The Democratic primary field for 2020 is shaping up to be a crowded one. California Sen. Kamala Harris said she's running for president on Monday, making her one of four women to throw her hat in the ring for the chance to challenge President Donald Trump at the polls come November 2020.
"I love my country. I love my country," Harris said in an appearance on ABC's Good Morning America. "This is a moment in time that I feel a sense of responsibility to stand up and fight for the best of who we are."
If she were elected, Harris would break a number of barriers as the first woman president, the first South Asian woman president, and the first black woman president, according to the Washington Post. Her announcement came on Martin Luther King, Jr. Day, and Harris told ABC that she's striving for an America that lives up to the civil rights leader's values.
"The thing about Dr. King that always inspires me is that he was aspirational," she said. "He was aspirational like our country is aspirational. We know that we've not yet reached those ideals. But our strength is that we fight to reach those ideals."
Harris had previously said that the decision of whether of not she would run for president would "ultimately be a family decision." In early December, the California senator told Mika Brzezinski of MSNBC's Morning Joe that she was well aware of how her diverse background would lead to a barrier-breaking presidential campaign. "Let's be honest.
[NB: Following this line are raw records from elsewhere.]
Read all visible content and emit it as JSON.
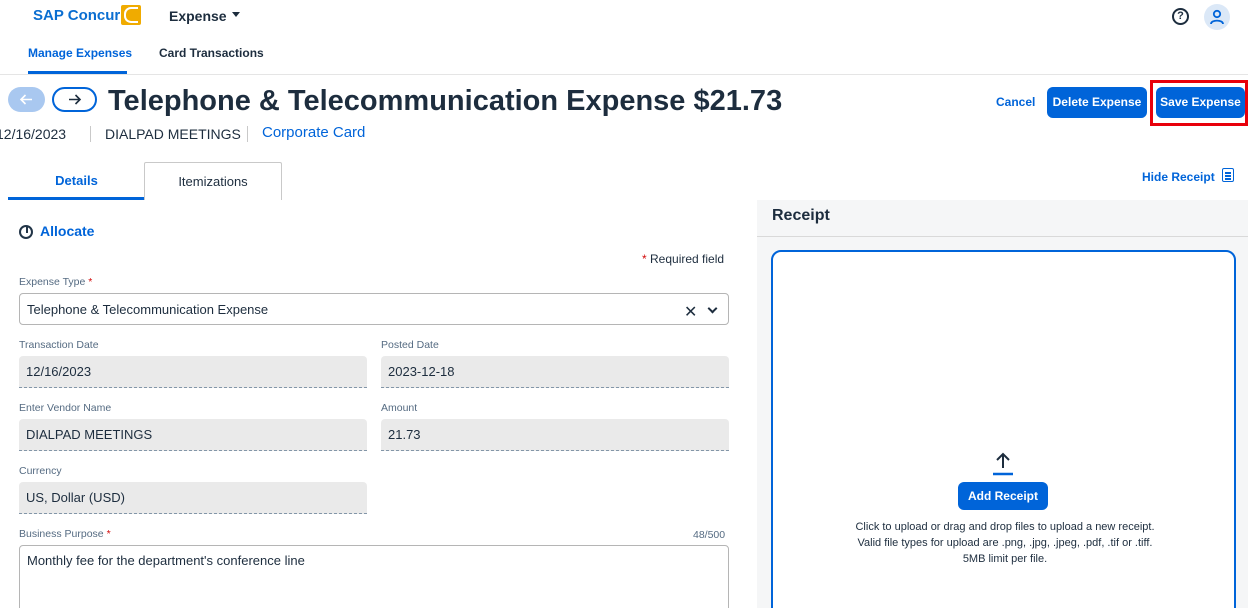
{
  "app": {
    "brand": "SAP Concur",
    "product": "Expense"
  },
  "nav": {
    "tabs": [
      {
        "label": "Manage Expenses",
        "active": true
      },
      {
        "label": "Card Transactions",
        "active": false
      }
    ]
  },
  "header": {
    "title": "Telephone & Telecommunication Expense $21.73",
    "date": "12/16/2023",
    "vendor": "DIALPAD MEETINGS",
    "payment_type": "Corporate Card",
    "actions": {
      "cancel": "Cancel",
      "delete": "Delete Expense",
      "save": "Save Expense"
    }
  },
  "tabs": {
    "details": "Details",
    "itemizations": "Itemizations",
    "hide_receipt": "Hide Receipt"
  },
  "form": {
    "allocate": "Allocate",
    "required_note": "Required field",
    "expense_type": {
      "label": "Expense Type",
      "value": "Telephone & Telecommunication Expense"
    },
    "transaction_date": {
      "label": "Transaction Date",
      "value": "12/16/2023"
    },
    "posted_date": {
      "label": "Posted Date",
      "value": "2023-12-18"
    },
    "vendor_name": {
      "label": "Enter Vendor Name",
      "value": "DIALPAD MEETINGS"
    },
    "amount": {
      "label": "Amount",
      "value": "21.73"
    },
    "currency": {
      "label": "Currency",
      "value": "US, Dollar (USD)"
    },
    "business_purpose": {
      "label": "Business Purpose",
      "value": "Monthly fee for the department's conference line",
      "counter": "48/500"
    }
  },
  "receipt": {
    "title": "Receipt",
    "add_button": "Add Receipt",
    "help_line1": "Click to upload or drag and drop files to upload a new receipt.",
    "help_line2": "Valid file types for upload are .png, .jpg, .jpeg, .pdf, .tif or .tiff.",
    "help_line3": "5MB limit per file."
  },
  "colors": {
    "accent": "#0064d9",
    "brand_mark": "#f0ab00",
    "required": "#d20a0a",
    "highlight": "#e8000b"
  },
  "icons": [
    "help-icon",
    "user-icon",
    "back-arrow-icon",
    "forward-arrow-icon",
    "receipt-icon",
    "allocate-icon",
    "clear-icon",
    "chevron-down-icon",
    "upload-icon"
  ]
}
It's going to be ugly," she told Brzezinski. "When you break things, it is painful. And you get cut. And you bleed."
Since her election to the Senate in 2016, Harris has been an outspoken critic of President Trump, telling him at one point earlier this year to "stop being mean," according to The Atlantic. She didn't dwell on the president in her campaign announcement, though.
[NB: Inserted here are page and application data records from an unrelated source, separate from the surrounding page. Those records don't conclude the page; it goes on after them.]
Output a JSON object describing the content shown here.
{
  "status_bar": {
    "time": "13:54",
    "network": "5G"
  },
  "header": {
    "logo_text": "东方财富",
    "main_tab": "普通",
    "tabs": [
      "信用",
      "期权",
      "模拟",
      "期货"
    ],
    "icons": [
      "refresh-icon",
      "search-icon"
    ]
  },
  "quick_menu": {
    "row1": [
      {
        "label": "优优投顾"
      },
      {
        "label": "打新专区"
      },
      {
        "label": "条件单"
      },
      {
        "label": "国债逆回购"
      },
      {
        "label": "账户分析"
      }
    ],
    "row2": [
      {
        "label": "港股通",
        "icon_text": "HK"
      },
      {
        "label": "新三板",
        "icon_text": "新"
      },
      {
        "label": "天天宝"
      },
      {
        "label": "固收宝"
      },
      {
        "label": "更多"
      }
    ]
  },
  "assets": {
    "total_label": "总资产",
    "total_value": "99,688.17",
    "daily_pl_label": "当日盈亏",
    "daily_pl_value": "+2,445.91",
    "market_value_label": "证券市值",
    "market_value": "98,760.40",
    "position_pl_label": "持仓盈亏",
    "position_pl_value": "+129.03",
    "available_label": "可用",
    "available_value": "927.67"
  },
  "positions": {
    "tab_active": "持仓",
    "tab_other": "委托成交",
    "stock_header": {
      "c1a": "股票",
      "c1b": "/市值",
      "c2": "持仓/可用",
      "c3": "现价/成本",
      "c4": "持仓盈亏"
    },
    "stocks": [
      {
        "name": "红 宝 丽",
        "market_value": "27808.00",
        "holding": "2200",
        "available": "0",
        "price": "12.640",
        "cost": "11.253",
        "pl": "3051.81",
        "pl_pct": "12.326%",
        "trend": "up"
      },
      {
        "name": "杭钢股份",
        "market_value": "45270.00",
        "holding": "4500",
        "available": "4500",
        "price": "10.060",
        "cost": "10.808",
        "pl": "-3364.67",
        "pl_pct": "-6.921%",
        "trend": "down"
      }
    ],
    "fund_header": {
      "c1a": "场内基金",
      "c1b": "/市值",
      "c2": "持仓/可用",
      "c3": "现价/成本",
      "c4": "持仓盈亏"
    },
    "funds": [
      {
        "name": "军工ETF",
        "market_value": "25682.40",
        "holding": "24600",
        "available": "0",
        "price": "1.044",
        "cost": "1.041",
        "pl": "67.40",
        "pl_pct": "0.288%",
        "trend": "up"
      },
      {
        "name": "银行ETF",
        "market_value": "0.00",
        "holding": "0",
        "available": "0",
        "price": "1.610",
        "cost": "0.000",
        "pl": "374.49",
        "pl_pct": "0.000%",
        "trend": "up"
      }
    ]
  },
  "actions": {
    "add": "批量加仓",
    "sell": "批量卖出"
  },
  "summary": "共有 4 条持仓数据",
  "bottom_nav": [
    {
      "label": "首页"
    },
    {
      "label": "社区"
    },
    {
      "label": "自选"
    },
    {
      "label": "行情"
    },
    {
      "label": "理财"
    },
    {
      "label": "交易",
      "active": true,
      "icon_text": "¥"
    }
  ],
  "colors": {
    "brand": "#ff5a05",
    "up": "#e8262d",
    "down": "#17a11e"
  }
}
Prior to her election to the Senate, Harris served as California's attorney general and San Francisco's state attorney. She has described herself as a progressive prosecutor, although she's been criticized for her record and her embrace of that label.
"Time after time, when progressives urged her to embrace criminal justice reforms as a district attorney and then the state’s attorney general, Ms. Harris opposed them or stayed silent," Lara Bazelon, a law professor at the University of San Francisco, wrote in a recent op-ed for The New York Times.
In the interview with ABC, Harris was asked what she meant when she told those on the left to get over their bias against law enforcement. "I think it is a false choice to suggest that communities do not want law enforcement," she said. "Most communities do. They don't want excessive force. They don't want racial profiling, but then nobody should."
In announcing her intentions for 2020, Harris has joined Sen. Elizabeth Warren of Massachusetts, Rep. Tulsi Gabbard of Hawaii, Sen. Kirsten Gillibrand of New York, and former Obama administration official Julián Castro in the rapidly expanding Democratic primary field. She'll hold a formal campaign launch Sunday in Oakland, California.